In my mind, the coolest thing about these ratings (if a regression rating system can be cool) is the fact you can evaluate individual players as well. This is especially useful when a team like Kentucky is experiencing quarterback turmoil. By plugging in a players’ individual numbers we can determine who would be the best fit as a passer. The below chart contains 2012’s data of Kentucky’s three quarterback options.
When looking at last year’s statistics we can determine that Maxwell Smith would be the best fit going forward for Kentucky’s passing game. He led the team in Pass Yards per Attempt*Completion Percentage and had a low interception percentage. He wasn’t particularly mobile as evidenced by his Sack Yard per Attempt numbers, but he was able to get rid of the ball when in trouble, as proven by his five sacks in three full games.

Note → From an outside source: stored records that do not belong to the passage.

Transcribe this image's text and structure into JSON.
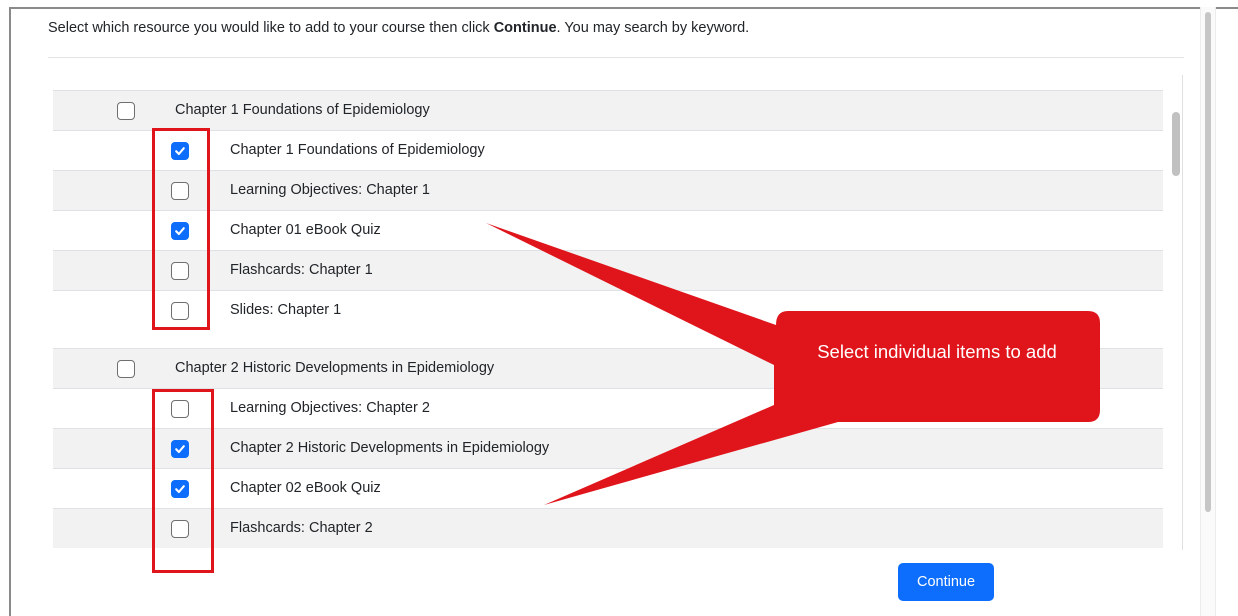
{
  "instructions": {
    "before": "Select which resource you would like to add to your course then click ",
    "bold": "Continue",
    "after": ". You may search by keyword."
  },
  "rows": [
    {
      "type": "group",
      "label": "Chapter 1 Foundations of Epidemiology",
      "checked": false
    },
    {
      "type": "item",
      "label": "Chapter 1 Foundations of Epidemiology",
      "checked": true
    },
    {
      "type": "item",
      "label": "Learning Objectives: Chapter 1",
      "checked": false
    },
    {
      "type": "item",
      "label": "Chapter 01 eBook Quiz",
      "checked": true
    },
    {
      "type": "item",
      "label": "Flashcards: Chapter 1",
      "checked": false
    },
    {
      "type": "item",
      "label": "Slides: Chapter 1",
      "checked": false
    },
    {
      "type": "group",
      "label": "Chapter 2 Historic Developments in Epidemiology",
      "checked": false
    },
    {
      "type": "item",
      "label": "Learning Objectives: Chapter 2",
      "checked": false
    },
    {
      "type": "item",
      "label": "Chapter 2 Historic Developments in Epidemiology",
      "checked": true
    },
    {
      "type": "item",
      "label": "Chapter 02 eBook Quiz",
      "checked": true
    },
    {
      "type": "item",
      "label": "Flashcards: Chapter 2",
      "checked": false
    }
  ],
  "continue_label": "Continue",
  "annotation": {
    "text": "Select individual items to add",
    "color": "#e0151b"
  },
  "colors": {
    "accent": "#0d6efd",
    "annotation": "#e0151b"
  }
}
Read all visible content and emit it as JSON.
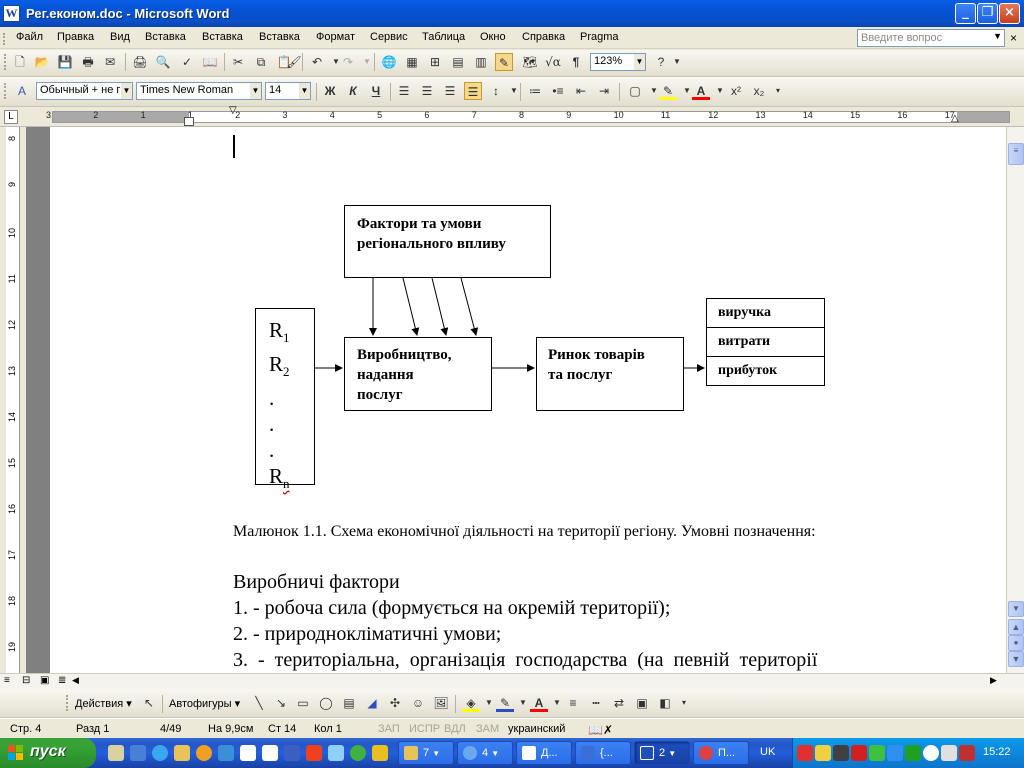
{
  "window": {
    "title": "Рег.економ.doc - Microsoft Word",
    "app_icon": "W"
  },
  "menu": {
    "items": [
      "Файл",
      "Правка",
      "Вид",
      "Вставка",
      "Вставка",
      "Вставка",
      "Формат",
      "Сервис",
      "Таблица",
      "Окно",
      "Справка",
      "Pragma"
    ],
    "help_placeholder": "Введите вопрос"
  },
  "formatting": {
    "style": "Обычный + не г",
    "font": "Times New Roman",
    "size": "14",
    "zoom": "123%",
    "bold": "Ж",
    "italic": "К",
    "underline": "Ч"
  },
  "ruler": {
    "h_numbers": [
      "3",
      "2",
      "1",
      "1",
      "2",
      "3",
      "4",
      "5",
      "6",
      "7",
      "8",
      "9",
      "10",
      "11",
      "12",
      "13",
      "14",
      "15",
      "16",
      "17"
    ],
    "v_numbers": [
      "8",
      "9",
      "10",
      "11",
      "12",
      "13",
      "14",
      "15",
      "16",
      "17",
      "18",
      "19"
    ]
  },
  "diagram": {
    "factors_box": [
      "Фактори та умови",
      "регіонального впливу"
    ],
    "regions": [
      "R",
      "R",
      ".",
      ".",
      ".",
      "R"
    ],
    "region_subs": [
      "1",
      "2",
      "",
      "",
      "",
      "n"
    ],
    "production_box": [
      "Виробництво,",
      "надання",
      "послуг"
    ],
    "market_box": [
      "Ринок товарів",
      "та послуг"
    ],
    "results": [
      "виручка",
      "витрати",
      "прибуток"
    ]
  },
  "document": {
    "caption": "Малюнок 1.1. Схема економічної діяльності на території регіону. Умовні позначення:",
    "heading": "Виробничі фактори",
    "line1": "1. - робоча сила (формується на окремій території);",
    "line2": "2. - природнокліматичні умови;",
    "line3": "3.  -  територіальна,  організація  господарства  (на  певній  території"
  },
  "draw_toolbar": {
    "actions": "Действия",
    "autoshapes": "Автофигуры"
  },
  "status": {
    "page": "Стр.  4",
    "section": "Разд  1",
    "pages": "4/49",
    "at": "На  9,9см",
    "line": "Ст  14",
    "col": "Кол  1",
    "rec": "ЗАП",
    "trk": "ИСПР",
    "ext": "ВДЛ",
    "ovr": "ЗАМ",
    "lang": "украинский"
  },
  "taskbar": {
    "start": "пуск",
    "tasks": [
      {
        "label": "7",
        "icon_color": "#e8c35a"
      },
      {
        "label": "4",
        "icon_color": "#6aa8f0"
      },
      {
        "label": "Д...",
        "icon_color": "#ffffff"
      },
      {
        "label": "{...",
        "icon_color": "#3b6fd8"
      },
      {
        "label": "2",
        "icon_color": "#1f4fb8"
      },
      {
        "label": "П...",
        "icon_color": "#e04040"
      }
    ],
    "lang": "UK",
    "clock": "15:22"
  },
  "colors": {
    "title_blue": "#0553d4",
    "taskbar_blue": "#245edb",
    "start_green": "#35a335",
    "page_bg": "#808080"
  }
}
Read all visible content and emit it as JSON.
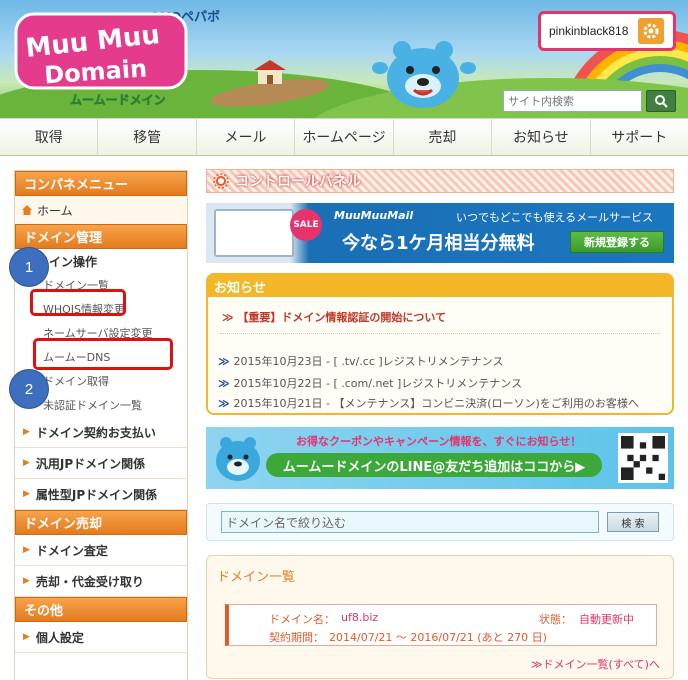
{
  "header": {
    "gmo_brand": "GMOペパボ",
    "logo_text": "MuuMuu Domain",
    "logo_sub": "ムームードメイン",
    "username": "pinkinblack818",
    "search": {
      "placeholder": "サイト内検索"
    }
  },
  "nav": {
    "items": [
      "取得",
      "移管",
      "メール",
      "ホームページ",
      "売却",
      "お知らせ",
      "サポート"
    ]
  },
  "sidebar": {
    "menu_title": "コンパネメニュー",
    "home": "ホーム",
    "domain_mgmt": "ドメイン管理",
    "domain_ops": "ドメイン操作",
    "links": [
      "ドメイン一覧",
      "WHOIS情報変更",
      "ネームサーバ設定変更",
      "ムームーDNS",
      "ドメイン取得",
      "未認証ドメイン一覧"
    ],
    "items_a": [
      "ドメイン契約お支払い",
      "汎用JPドメイン関係",
      "属性型JPドメイン関係"
    ],
    "domain_sale": "ドメイン売却",
    "items_b": [
      "ドメイン査定",
      "売却・代金受け取り"
    ],
    "other": "その他",
    "items_c": [
      "個人設定"
    ]
  },
  "main": {
    "cp_title": "コントロールパネル",
    "sale": {
      "badge": "SALE",
      "brand": "MuuMuuMail",
      "tagline": "いつでもどこでも使えるメールサービス",
      "headline": "今なら1ケ月相当分無料",
      "button": "新規登録する"
    },
    "news": {
      "title": "お知らせ",
      "important": "【重要】ドメイン情報認証の開始について",
      "items": [
        "2015年10月23日 ‐ [ .tv/.cc ]レジストリメンテナンス",
        "2015年10月22日 ‐ [ .com/.net ]レジストリメンテナンス",
        "2015年10月21日 ‐ 【メンテナンス】コンビニ決済(ローソン)をご利用のお客様へ"
      ]
    },
    "line_banner": {
      "top": "お得なクーポンやキャンペーン情報を、すぐにお知らせ！",
      "main": "ムームードメインのLINE@友だち追加はココから▶"
    },
    "filter": {
      "placeholder": "ドメイン名で絞り込む",
      "button": "検 索"
    },
    "domain_list": {
      "title": "ドメイン一覧",
      "name_label": "ドメイン名：",
      "name_value": "uf8.biz",
      "status_label": "状態：",
      "status_value": "自動更新中",
      "period_label": "契約期間：",
      "period_value": "2014/07/21 ～ 2016/07/21 (あと 270 日)",
      "all_link": "≫ドメイン一覧(すべて)へ"
    }
  },
  "annotations": {
    "marker1": "1",
    "marker2": "2"
  },
  "colors": {
    "orange": "#e67e22",
    "pink": "#e6336b",
    "highlight_red": "#e01010",
    "marker_blue": "#3e6fbf"
  }
}
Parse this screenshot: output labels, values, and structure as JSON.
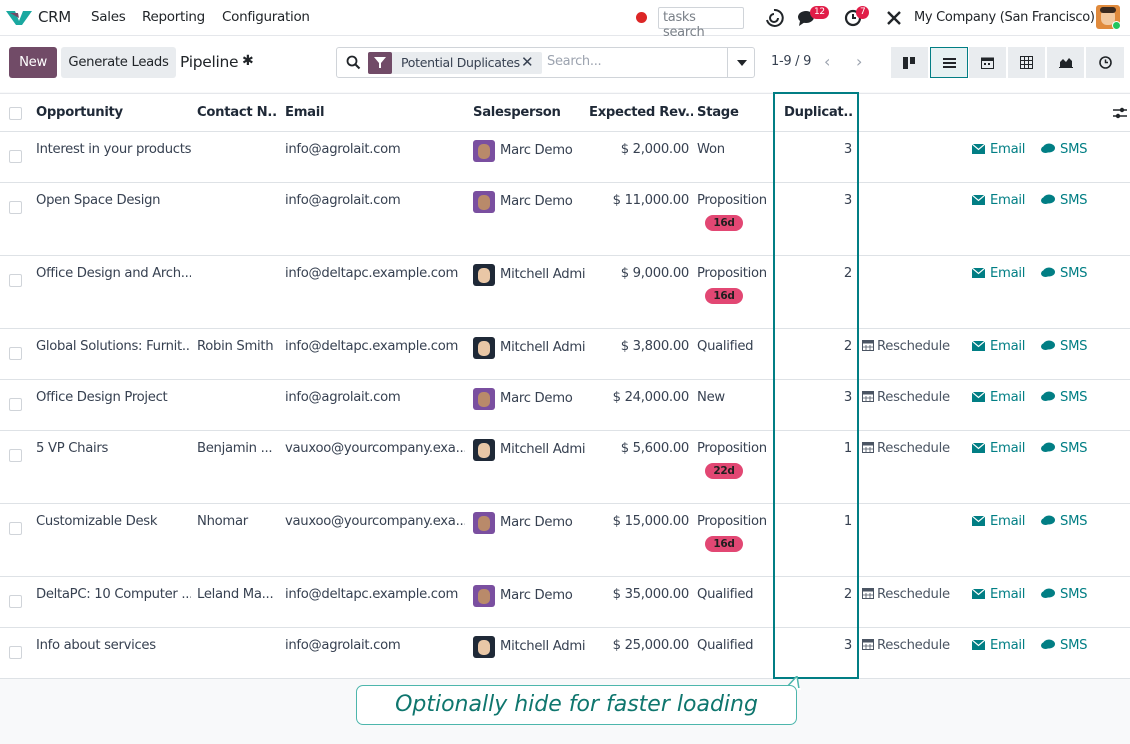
{
  "navbar": {
    "app_name": "CRM",
    "menu": [
      "Sales",
      "Reporting",
      "Configuration"
    ],
    "tasks_search": "tasks search",
    "messages_count": "12",
    "activities_count": "7",
    "company": "My Company (San Francisco)"
  },
  "control_panel": {
    "new_label": "New",
    "generate_leads_label": "Generate Leads",
    "breadcrumb": "Pipeline",
    "filter_facet": "Potential Duplicates",
    "search_placeholder": "Search...",
    "pager": "1-9 / 9"
  },
  "table": {
    "columns": [
      "Opportunity",
      "Contact N...",
      "Email",
      "Salesperson",
      "Expected Rev...",
      "Stage",
      "Duplicat..."
    ],
    "email_action": "Email",
    "sms_action": "SMS",
    "reschedule_action": "Reschedule",
    "rows": [
      {
        "opportunity": "Interest in your products",
        "contact": "",
        "email": "info@agrolait.com",
        "salesperson": "Marc Demo",
        "revenue": "$ 2,000.00",
        "stage": "Won",
        "tag": "",
        "duplicates": "3",
        "reschedule": false
      },
      {
        "opportunity": "Open Space Design",
        "contact": "",
        "email": "info@agrolait.com",
        "salesperson": "Marc Demo",
        "revenue": "$ 11,000.00",
        "stage": "Proposition",
        "tag": "16d",
        "duplicates": "3",
        "reschedule": false
      },
      {
        "opportunity": "Office Design and Arch...",
        "contact": "",
        "email": "info@deltapc.example.com",
        "salesperson": "Mitchell Admi",
        "revenue": "$ 9,000.00",
        "stage": "Proposition",
        "tag": "16d",
        "duplicates": "2",
        "reschedule": false
      },
      {
        "opportunity": "Global Solutions: Furnit...",
        "contact": "Robin Smith",
        "email": "info@deltapc.example.com",
        "salesperson": "Mitchell Admi",
        "revenue": "$ 3,800.00",
        "stage": "Qualified",
        "tag": "",
        "duplicates": "2",
        "reschedule": true
      },
      {
        "opportunity": "Office Design Project",
        "contact": "",
        "email": "info@agrolait.com",
        "salesperson": "Marc Demo",
        "revenue": "$ 24,000.00",
        "stage": "New",
        "tag": "",
        "duplicates": "3",
        "reschedule": true
      },
      {
        "opportunity": "5 VP Chairs",
        "contact": "Benjamin ...",
        "email": "vauxoo@yourcompany.exa...",
        "salesperson": "Mitchell Admi",
        "revenue": "$ 5,600.00",
        "stage": "Proposition",
        "tag": "22d",
        "duplicates": "1",
        "reschedule": true
      },
      {
        "opportunity": "Customizable Desk",
        "contact": "Nhomar",
        "email": "vauxoo@yourcompany.exa...",
        "salesperson": "Marc Demo",
        "revenue": "$ 15,000.00",
        "stage": "Proposition",
        "tag": "16d",
        "duplicates": "1",
        "reschedule": false
      },
      {
        "opportunity": "DeltaPC: 10 Computer ...",
        "contact": "Leland Ma...",
        "email": "info@deltapc.example.com",
        "salesperson": "Marc Demo",
        "revenue": "$ 35,000.00",
        "stage": "Qualified",
        "tag": "",
        "duplicates": "2",
        "reschedule": true
      },
      {
        "opportunity": "Info about services",
        "contact": "",
        "email": "info@agrolait.com",
        "salesperson": "Mitchell Admi",
        "revenue": "$ 25,000.00",
        "stage": "Qualified",
        "tag": "",
        "duplicates": "3",
        "reschedule": true
      }
    ]
  },
  "callout": "Optionally hide for faster loading",
  "colors": {
    "primary": "#714b67",
    "accent": "#017e84",
    "tag": "#e24773",
    "badge": "#e11d48"
  }
}
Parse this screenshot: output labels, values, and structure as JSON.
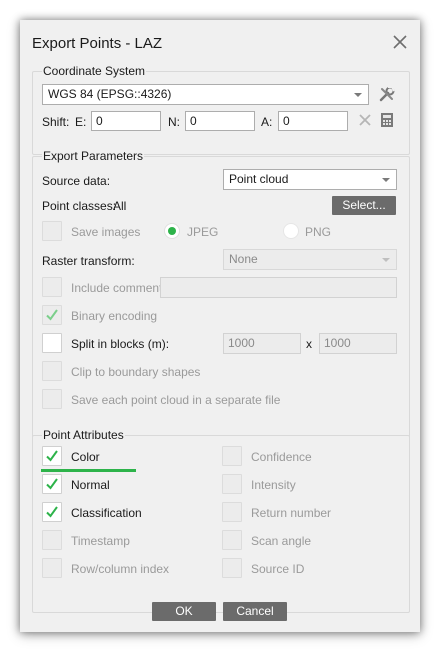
{
  "dialog": {
    "title": "Export Points - LAZ",
    "close_icon": "close-icon"
  },
  "coordinate_system": {
    "label": "Coordinate System",
    "crs_value": "WGS 84 (EPSG::4326)",
    "shift_label": "Shift:",
    "e_label": "E:",
    "e_value": "0",
    "n_label": "N:",
    "n_value": "0",
    "a_label": "A:",
    "a_value": "0",
    "icons": [
      "settings-icon",
      "clear-icon",
      "calculator-icon"
    ]
  },
  "export_parameters": {
    "label": "Export Parameters",
    "source_data_label": "Source data:",
    "source_data_value": "Point cloud",
    "point_classes_label": "Point classes:",
    "point_classes_value": "All",
    "select_button": "Select...",
    "save_images_label": "Save images",
    "save_images_checked": false,
    "jpeg_label": "JPEG",
    "png_label": "PNG",
    "selected_format": "JPEG",
    "raster_transform_label": "Raster transform:",
    "raster_transform_value": "None",
    "include_comment_label": "Include comment",
    "include_comment_checked": false,
    "comment_value": "",
    "binary_encoding_label": "Binary encoding",
    "binary_encoding_checked": true,
    "split_blocks_label": "Split in blocks (m):",
    "split_blocks_checked": false,
    "block_x": "1000",
    "block_sep": "x",
    "block_y": "1000",
    "clip_label": "Clip to boundary shapes",
    "clip_checked": false,
    "separate_file_label": "Save each point cloud in a separate file",
    "separate_file_checked": false
  },
  "point_attributes": {
    "label": "Point Attributes",
    "left": [
      {
        "label": "Color",
        "checked": true,
        "enabled": true
      },
      {
        "label": "Normal",
        "checked": true,
        "enabled": true
      },
      {
        "label": "Classification",
        "checked": true,
        "enabled": true
      },
      {
        "label": "Timestamp",
        "checked": false,
        "enabled": false
      },
      {
        "label": "Row/column index",
        "checked": false,
        "enabled": false
      }
    ],
    "right": [
      {
        "label": "Confidence",
        "checked": false,
        "enabled": false
      },
      {
        "label": "Intensity",
        "checked": false,
        "enabled": false
      },
      {
        "label": "Return number",
        "checked": false,
        "enabled": false
      },
      {
        "label": "Scan angle",
        "checked": false,
        "enabled": false
      },
      {
        "label": "Source ID",
        "checked": false,
        "enabled": false
      }
    ]
  },
  "buttons": {
    "ok": "OK",
    "cancel": "Cancel"
  },
  "colors": {
    "accent_green": "#2db34a",
    "button_gray": "#6b6b6b"
  }
}
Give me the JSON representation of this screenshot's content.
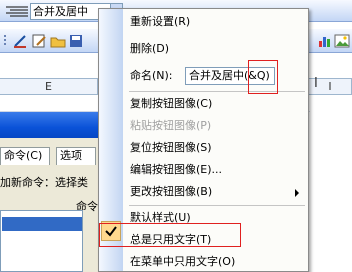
{
  "toolbar": {
    "merge_combo_value": "合并及居中"
  },
  "sheet": {
    "columns": [
      "E",
      "I"
    ]
  },
  "dialog": {
    "tabs": [
      "命令(C)",
      "选项"
    ],
    "add_command_text": "加新命令：选择类",
    "commands_label": "命令"
  },
  "context_menu": {
    "items": [
      {
        "label": "重新设置(R)",
        "enabled": true
      },
      {
        "label": "删除(D)",
        "enabled": true
      },
      {
        "label": "复制按钮图像(C)",
        "enabled": true
      },
      {
        "label": "粘贴按钮图像(P)",
        "enabled": false
      },
      {
        "label": "复位按钮图像(S)",
        "enabled": true
      },
      {
        "label": "编辑按钮图像(E)...",
        "enabled": true
      },
      {
        "label": "更改按钮图像(B)",
        "enabled": true
      },
      {
        "label": "默认样式(U)",
        "enabled": true
      },
      {
        "label": "总是只用文字(T)",
        "enabled": true,
        "checked": true
      },
      {
        "label": "在菜单中只用文字(O)",
        "enabled": true
      }
    ],
    "name_label": "命名(N):",
    "name_value": "合并及居中(&Q)"
  }
}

However ratings like these leave out one very important factor in judging a quarterback; rushing ability. After all, we’ve seen the impact that rushing quarterbacks can have. Tim Tebow and Johnny Manziel have shown us that. But adding rushing ability into the equation was a slippery slope because quarterbacks typically don’t rush. Why would you want to penalize an effective passing quarterback with no rushing ability? Peyton Manning can’t run at all and he’s still arguably the NFL’s best. Since I couldn’t find a solution to this problem, I left rushing out.
If rushing is considered and his spring game performance continues into the fall than Jalen Whitlow will have a strong say in who gets to start. However, if Maxwell Smith picks up where he left off last season, Stoops and Brown should give him the nod as starter. It’s anyone’s guess as to who will start, but if efficient passing is the only thing considered (it’s not) and last year’s numbers hold somewhat constant, Maxwell Smith should start because he adds the most through the air (providing he’s 100%).